Considering only lines that hold the word "ffffff", report how many there are in the listing below, as a single number.

Supplied data:
━━━━━━━━━━━━━━━━
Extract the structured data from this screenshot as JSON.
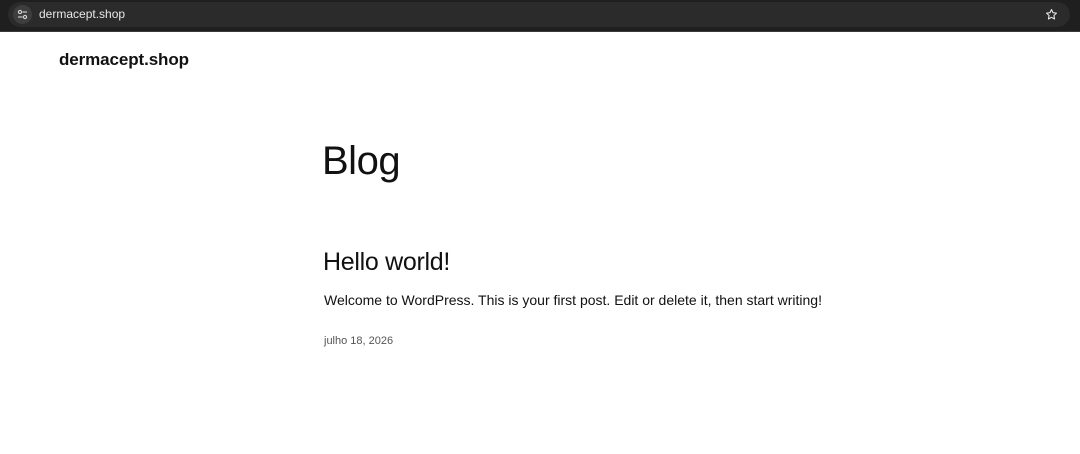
{
  "browser": {
    "url": "dermacept.shop",
    "site_info_icon": "tune-icon",
    "bookmark_icon": "star-outline-icon"
  },
  "site": {
    "title": "dermacept.shop"
  },
  "page": {
    "title": "Blog"
  },
  "posts": [
    {
      "title": "Hello world!",
      "excerpt": "Welcome to WordPress. This is your first post. Edit or delete it, then start writing!",
      "date": "julho 18, 2026"
    }
  ],
  "colors": {
    "chrome_bg": "#1f1f1f",
    "url_pill_bg": "#2b2b2b",
    "page_bg": "#ffffff",
    "text": "#111111",
    "muted_text": "#555555"
  }
}
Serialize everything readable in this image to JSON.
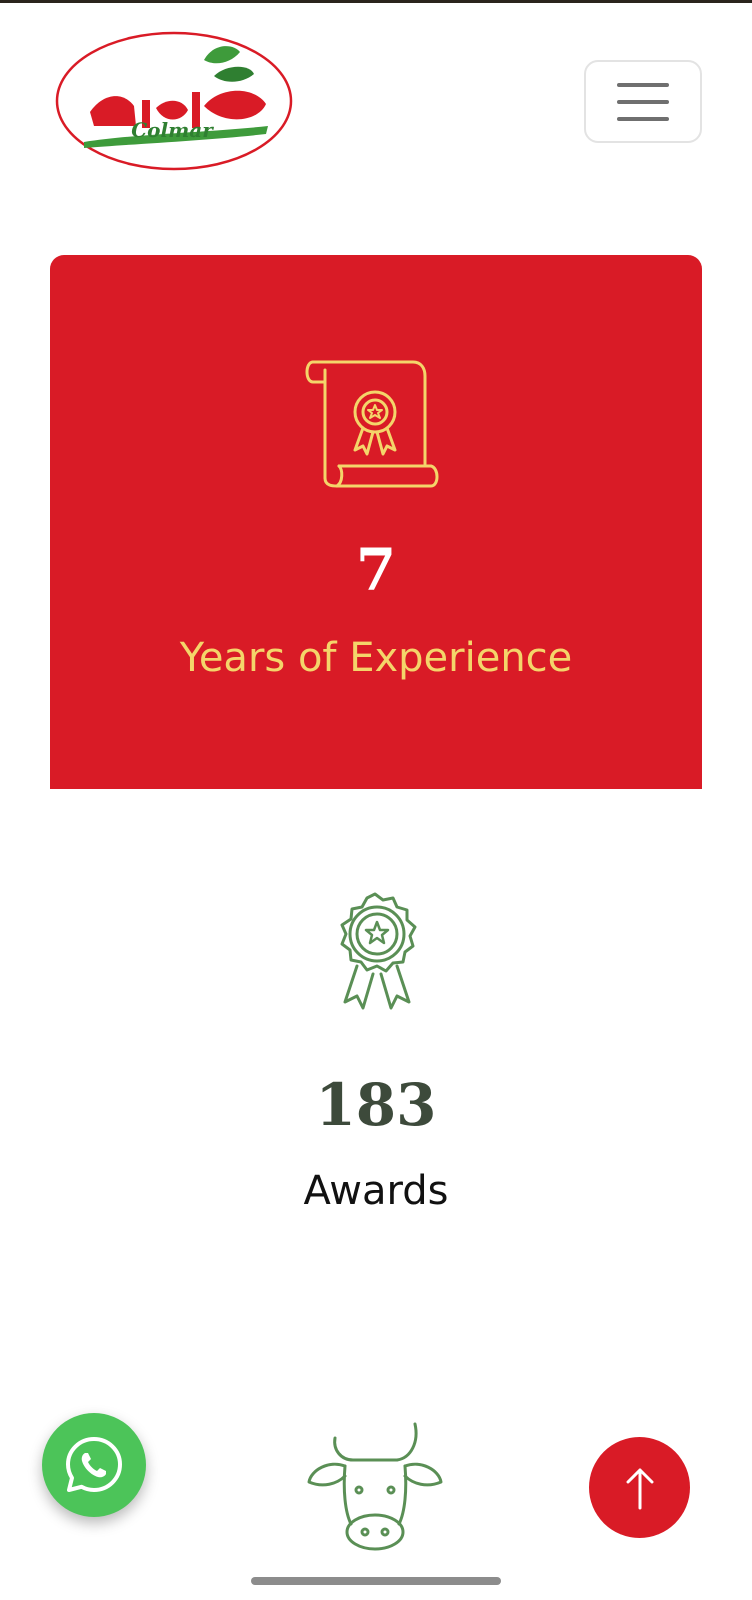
{
  "header": {
    "logo": {
      "arabic_text": "كولمار",
      "latin_text": "Colmar"
    },
    "menu_icon": "hamburger-menu-icon"
  },
  "stats": [
    {
      "icon": "certificate-icon",
      "value": "7",
      "label": "Years of Experience",
      "background": "#d91b26",
      "value_color": "#ffffff",
      "label_color": "#f4d56a"
    },
    {
      "icon": "award-ribbon-icon",
      "value": "183",
      "label": "Awards",
      "background": "#ffffff",
      "value_color": "#3d4a3b",
      "label_color": "#111111"
    },
    {
      "icon": "cow-icon"
    }
  ],
  "floating": {
    "whatsapp_icon": "whatsapp-icon",
    "back_to_top_icon": "arrow-up-icon"
  },
  "colors": {
    "brand_red": "#d91b26",
    "brand_green": "#4e8f4c",
    "gold": "#f4d56a",
    "whatsapp_green": "#4cc459"
  }
}
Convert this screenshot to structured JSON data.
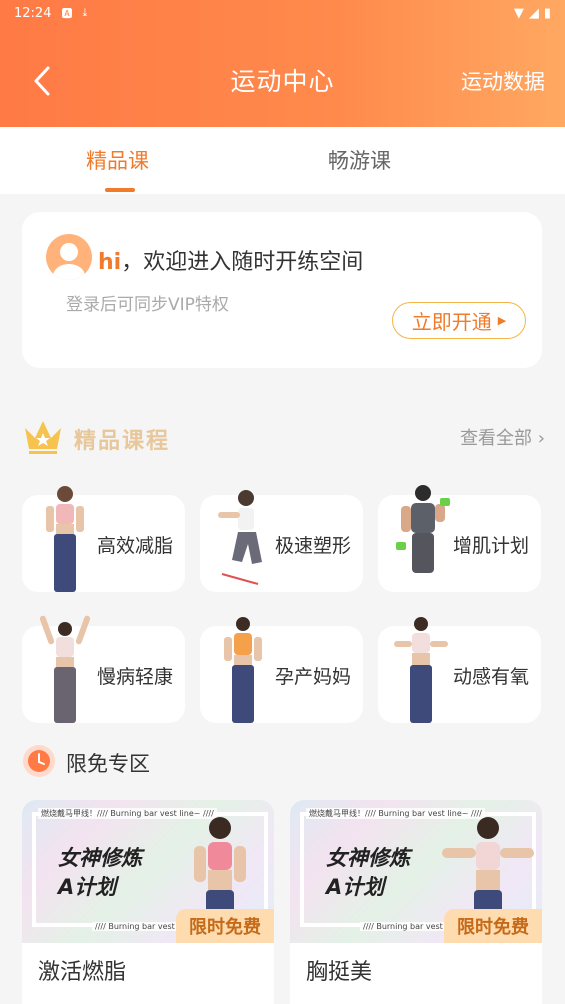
{
  "status_bar": {
    "time": "12:24"
  },
  "header": {
    "title": "运动中心",
    "right_link": "运动数据"
  },
  "tabs": [
    {
      "label": "精品课"
    },
    {
      "label": "畅游课"
    }
  ],
  "login_card": {
    "greeting_hi": "hi",
    "greeting_text": "，欢迎进入随时开练空间",
    "subtitle": "登录后可同步VIP特权",
    "button": "立即开通"
  },
  "premium_section": {
    "title": "精品课程",
    "view_all": "查看全部"
  },
  "categories": [
    {
      "label": "高效减脂"
    },
    {
      "label": "极速塑形"
    },
    {
      "label": "增肌计划"
    },
    {
      "label": "慢病轻康"
    },
    {
      "label": "孕产妈妈"
    },
    {
      "label": "动感有氧"
    }
  ],
  "free_section": {
    "title": "限免专区"
  },
  "promos": [
    {
      "banner_top": "燃烧戴马甲线！//// Burning bar vest line~ ////",
      "banner_line1": "女神修炼",
      "banner_line2": "A计划",
      "banner_bottom": "//// Burning bar vest li",
      "tag": "限时免费",
      "title": "激活燃脂"
    },
    {
      "banner_top": "燃烧戴马甲线！//// Burning bar vest line~ ////",
      "banner_line1": "女神修炼",
      "banner_line2": "A计划",
      "banner_bottom": "//// Burning bar vest li",
      "tag": "限时免费",
      "title": "胸挺美"
    }
  ],
  "colors": {
    "accent": "#f07b2a",
    "header_start": "#ff7a45",
    "header_end": "#ffa862",
    "gold": "#e8c79a"
  }
}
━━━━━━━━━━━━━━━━
Task output:
3